Sustainable intensification of fruit production systems through innovative pest biocontrol technologies
Project consortium and fund
- PI: Thierry Brévault (CIRAD)
- CIRAD (France) firstname.lastname@example.org
- ICIPE (Kenya) email@example.com
- INRA (France) firstname.lastname@example.org
- UCAD (Senegal) email@example.com
- UHEL (Finland) firstname.lastname@example.org
Thematic and geographic area of the project:
- Pest and disease control
In sub-Saharan Africa, sustainable intensification of fruit production is affected by pests that strongly impact food and nutrition security. The invasive fruit fly, Bactrocera dorsalis, is a permanent threat to fruit crops, particularly mango. Direct loss is caused by larval feeding in the fruit, but significant indirect loss results when market opportunities are inaccessible due to quarantine restrictions. Another key pest is anthracnose, the most serious disease of mango worldwide. The combined effect of these pests threatens the sustainability of mango production systems, as current pest control methods are insufficient to minimize crop losses.

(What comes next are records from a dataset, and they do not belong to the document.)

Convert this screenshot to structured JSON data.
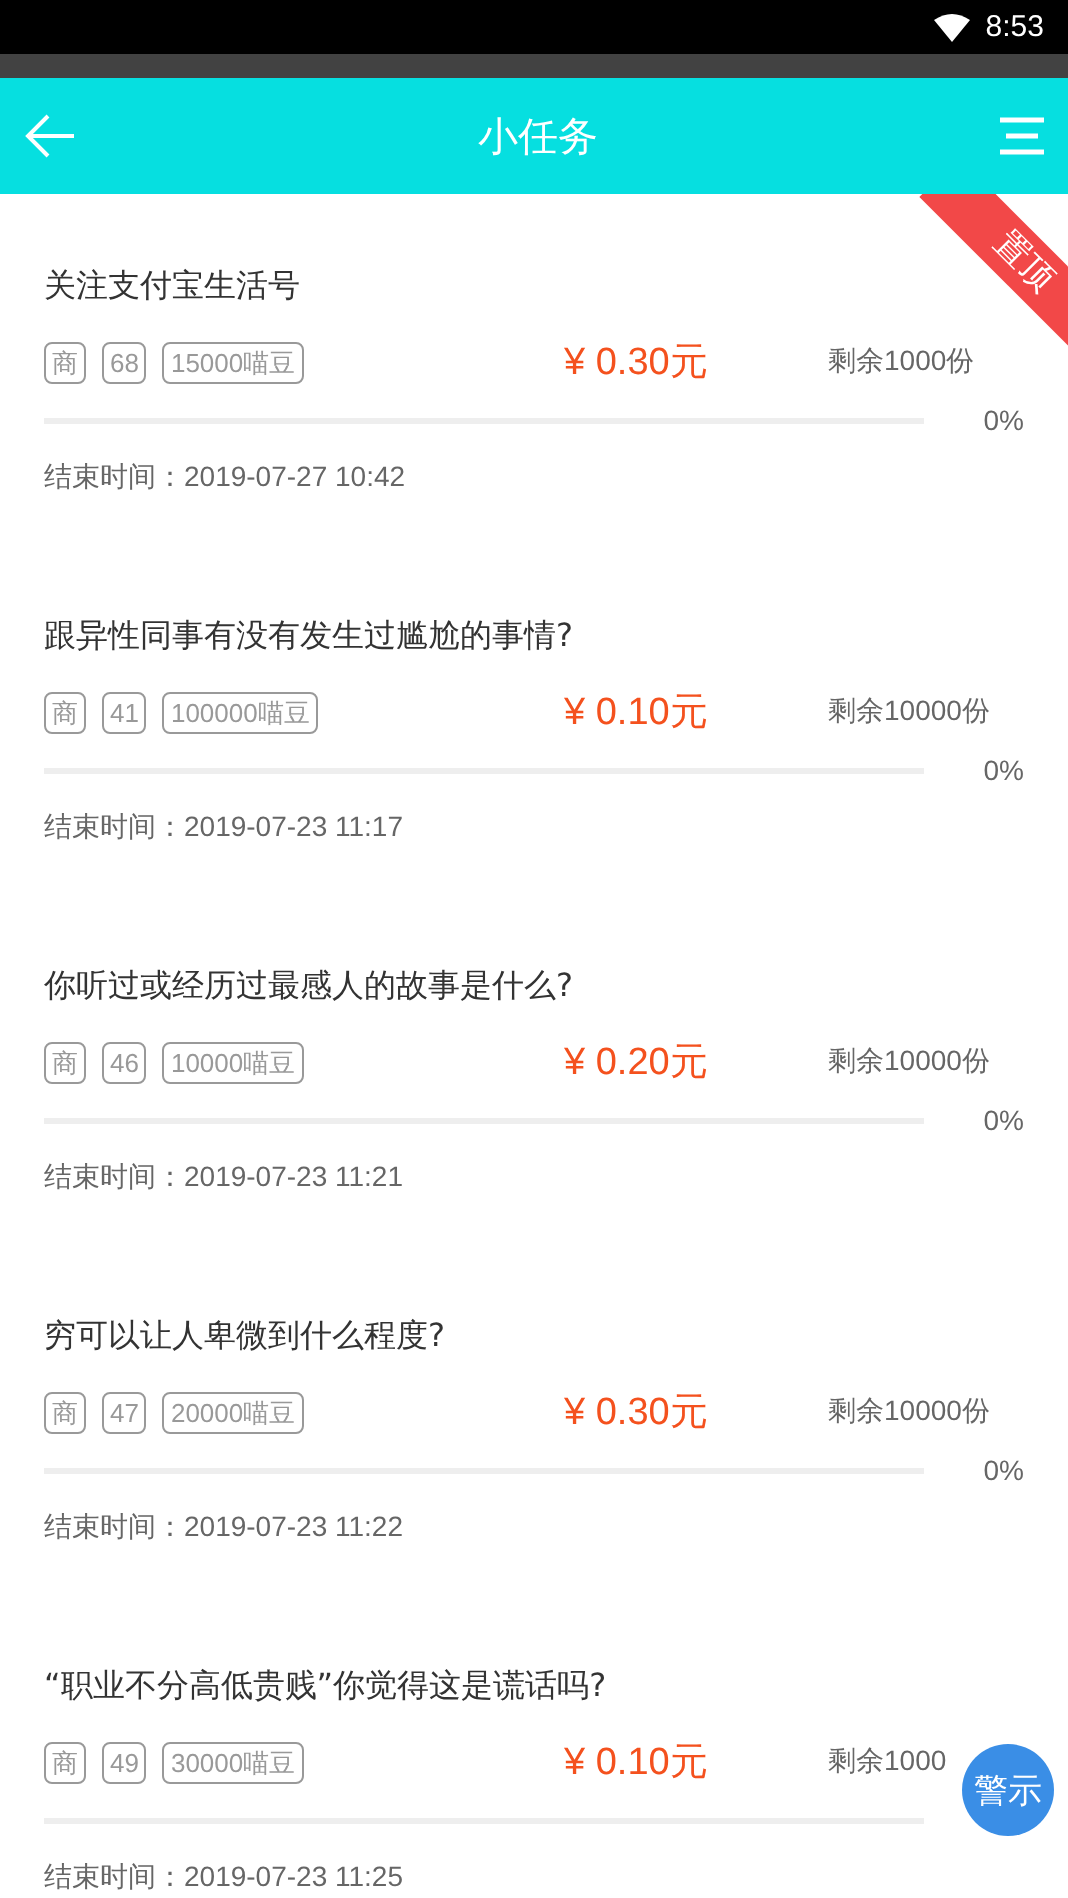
{
  "status_bar": {
    "time": "8:53"
  },
  "header": {
    "title": "小任务"
  },
  "tasks": [
    {
      "title": "关注支付宝生活号",
      "pinned": true,
      "pin_label": "置顶",
      "tags": [
        "商",
        "68",
        "15000喵豆"
      ],
      "price": "¥ 0.30元",
      "remaining": "剩余1000份",
      "level": 0,
      "percent": "0%",
      "end_time": "结束时间：2019-07-27 10:42"
    },
    {
      "title": "跟异性同事有没有发生过尴尬的事情?",
      "pinned": false,
      "tags": [
        "商",
        "41",
        "100000喵豆"
      ],
      "price": "¥ 0.10元",
      "remaining": "剩余10000份",
      "level": 0,
      "percent": "0%",
      "end_time": "结束时间：2019-07-23 11:17"
    },
    {
      "title": "你听过或经历过最感人的故事是什么?",
      "pinned": false,
      "tags": [
        "商",
        "46",
        "10000喵豆"
      ],
      "price": "¥ 0.20元",
      "remaining": "剩余10000份",
      "level": 0,
      "percent": "0%",
      "end_time": "结束时间：2019-07-23 11:21"
    },
    {
      "title": "穷可以让人卑微到什么程度?",
      "pinned": false,
      "tags": [
        "商",
        "47",
        "20000喵豆"
      ],
      "price": "¥ 0.30元",
      "remaining": "剩余10000份",
      "level": 0,
      "percent": "0%",
      "end_time": "结束时间：2019-07-23 11:22"
    },
    {
      "title": "“职业不分高低贵贱”你觉得这是谎话吗?",
      "pinned": false,
      "tags": [
        "商",
        "49",
        "30000喵豆"
      ],
      "price": "¥ 0.10元",
      "remaining": "剩余1000",
      "level": 0,
      "end_time": "结束时间：2019-07-23 11:25"
    }
  ],
  "float_button": {
    "label": "警示"
  }
}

Main objectives of the present project include (i) developing transformative pest control based on the use of insects as smart and reliable conveyors of biopesticides (entomovectoring), and (ii) co-designing with stakeholders biocontrol strategies as part of an integrated pest management framework. High-quality basic and applied research including lab and semi-field tests and small-scale field trials will be performed in Senegal and Kenya to optimize the interactions between insect conveyors (particularly sterile male fruit flies), entomopathogens, and target pests, assess environmental risk, and co-design pilot implementation with stakeholders. Expected results include the design of a two-in-one technology to control mango fruit flies and anthracnose.
A key innovation of the project is the coordinated, preventive and area-wide approach, which ensures that all habitats of the target pest are treated, thus limiting re-invasion, as opposed to conventional strategies that focus on independent and often reactive grower interventions at the orchard scale.
Project’s main objective(s):
The proposed Project aims to develop and promote novel, cost-effective and system-wide biocontrol technologies that contribute to the sustainable intensification of fruit production, particularly for small-scale growers in Africa.
Theory of Change and Impact Pathway
Summary ToC with assumptions
Evidence indicates that invasive fruit flies and anthracnose cause significant fruit losses in sub-Saharan Africa (SSA) because of lack of effective control strategies and resistance to insecticides. The Project is championing research to develop a transformative biocontrol system to control both B. dorsalis fruit flies and mango anthracnose. The control approach will be promoted in targeted areas in Kenya and Senegal in collaboration with local stakeholders, and also through awareness creation about the use of SIT. Adoption of the control strategies is expected to reduce significantly fruit losses in the targeted areas. This will lead to increased fruit production and quality, increased income for smallholders, improvement of food and nutrition security, and better health. The subsequent reduction of pesticide use should benefit the environment, including the restoration of biodiversity and its ecological functions such as natural pest control.
Central to the theory of change (ToC) is the assertion that household-level outcomes of food security, resilience and poverty reduction will not arise from the sole availability of component solutions, policies and improved farming and food practices. Developing context-specific institutional solutions, new market opportunities for agricultural products (here export and organic markets, or transformation), small local units for biopesticide production, new regulatory framework for SIT and biopesticides, will be critical to enabling change agrifood systems and the livelihoods. The emergence of organizational capital (e.g. farmer cooperatives) will be also expected through capacity building, strengthened assistance from extension services and governmental bodies, and support by public policies, for better access to and use of biopesticides and collective pest management.
Expected outcomes and impact:
Project is expected to contribute to initiation and execution of collaborative research, including public and private sector, academia, civil society and farming communities that will also contribute to promotion of the improved insect pest control methods. Gender sensitive and inclusive approaches will be followed in the Project intervention strategies to ensure gender equality and equity in the Project, including balanced selection of women and men farmers in participatory field experiments. In addition, capacity building component of this Project will pay attention to vulnerable and less advantageous groups (women and youth) including engaging qualified female candidates for postgraduate level training. The results achieved through the innovative biocontrol technologies will be tracked and their outcomes and impacts on mango productivity, income and food security documented and shared with wider stakeholders for further scale up and sustainability. This will be achieved through a workable Monitoring and Evaluation (M&E) and impact assessment approach. A M&E team will be in charge of the extensive collection of primary data in the experimental sites and in a control area of comparable ecological conditions among different categories of stakeholders that will benchmark end of Project data to assess the progress towards impacts. The M&E will inform the Project on whether targets have been met or not, identify areas for improvement and suggest changes. Information gathered, lessons learned and way forward will be shared with the stakeholder platform in the form of workshops and bilateral meetings.